The stated mission of the Black & Scholes Surf Club at UCLA’s Anderson School of Management is simply “to have fun surfing together and make some good friends with our classmates.” For beginners, club outings generally target “mellow long boarding waves.” For experienced surfers, club excursions are scheduled on “swell arrivals” aimed at providing MBA students “a chance to surf Southern California’s most renowned waves at their best.”
It’s just one of those less than obvious but real advantages to the MBA program at UCLA which it turns out is the business school with the “best campus environment” in the world, according to the Princeton Review.
Don’t laugh. While most MBA applicants aren’t likely to pick a school on the basis of its safety, attractiveness or location–the attributes Princeton Review measures on student surveys to pick business schools with the best campus environment–it just might matter to some–especially if you want to be less than half an hour from a beach. “it can be a fun in the sun school to some extent,” an MBA student at Anderson told the Review, “but I spend a whole lot more time with formulas and (financial) models than i do with the surfboard.”
Nonetheless, UCLA’s welcoming 419-acre campus, with its sculpture gardens, fountains, museums and proximity to Venice and Santa Monica beaches, has helped to give Anderson a first place ranking for the past five consecutive years. The business school complex is located on the original North Campus where many of the buildings are constructed of imported Italian brick. It’s a neighborhood where tourists are sold maps to help them discover the luxury homes of movie stars in Beverly Hills, Bel-Air, and Brentwood, the posh residential areas that border the campus. The weather doesn’t hurt, either. Just ask the students who stroll the campus in shorts and scandals during the winter and fall when their East Coast rivals are bundled up in heavy coats and gloves.
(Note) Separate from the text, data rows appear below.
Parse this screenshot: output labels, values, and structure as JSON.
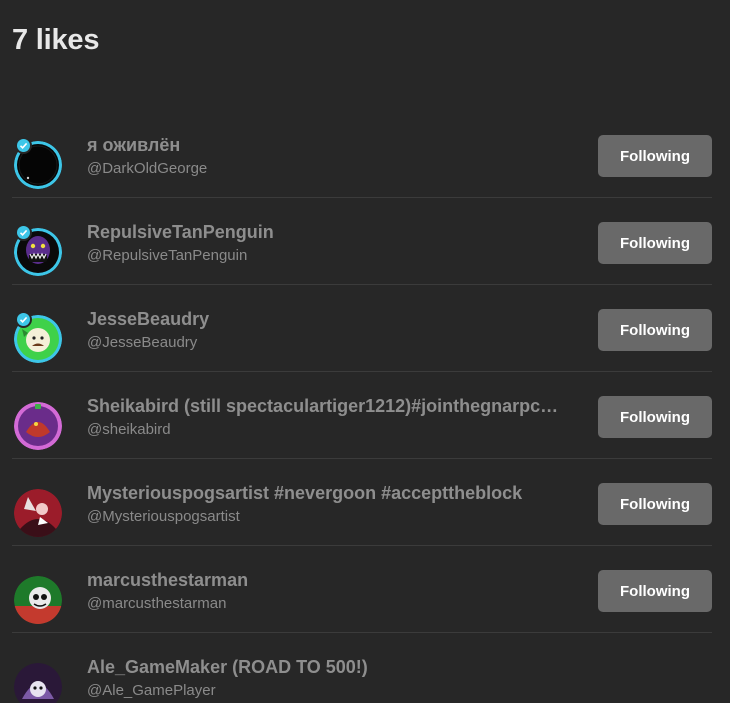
{
  "header": {
    "title": "7 likes"
  },
  "users": [
    {
      "display_name": "я оживлён",
      "handle": "@DarkOldGeorge",
      "follow_label": "Following",
      "avatar_icon": "avatar-dark-circle",
      "badge": true
    },
    {
      "display_name": "RepulsiveTanPenguin",
      "handle": "@RepulsiveTanPenguin",
      "follow_label": "Following",
      "avatar_icon": "avatar-purple-monster",
      "badge": true
    },
    {
      "display_name": "JesseBeaudry",
      "handle": "@JesseBeaudry",
      "follow_label": "Following",
      "avatar_icon": "avatar-green-cartoon",
      "badge": true
    },
    {
      "display_name": "Sheikabird (still spectaculartiger1212)#jointhegnarpc…",
      "handle": "@sheikabird",
      "follow_label": "Following",
      "avatar_icon": "avatar-purple-bird",
      "badge": false
    },
    {
      "display_name": "Mysteriouspogsartist #nevergoon #accepttheblock",
      "handle": "@Mysteriouspogsartist",
      "follow_label": "Following",
      "avatar_icon": "avatar-red-character",
      "badge": false
    },
    {
      "display_name": "marcusthestarman",
      "handle": "@marcusthestarman",
      "follow_label": "Following",
      "avatar_icon": "avatar-green-red-character",
      "badge": false
    },
    {
      "display_name": "Ale_GameMaker (ROAD TO 500!)",
      "handle": "@Ale_GamePlayer",
      "follow_label": "",
      "avatar_icon": "avatar-purple-dark-character",
      "badge": false
    }
  ],
  "colors": {
    "background": "#272727",
    "title": "#e8e8e8",
    "name_text": "#8e8e8e",
    "button_bg": "#696969",
    "button_text": "#ffffff",
    "badge": "#3dc6e8",
    "divider": "#3b3b3b"
  }
}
Every year, Princeton Review surveys MBA students at some 300 business schools and publishes a top ten list of the schools with the “best campus environment.” The Review ranks schools on the basis of student surveys that assess “the safety, attractiveness and location of the school,” though it does not reveal which questions on its survey are used for the ranking.
OUR ANALYSIS LOOKS AT THE PRINCETON REVIEW LISTS OVER THE PAST FIVE YEARS
Questions on three key elements of the ranking are among the 78 multiple-choice questions and seven “free-response” questions asked of current full-time students. Princeton Review says that at least 10% of full-time students responded “at almost all institutions we surveyed; at many schools, we scored responses from as many as one-third or one-half of the student body–and nearly all in a few cases.”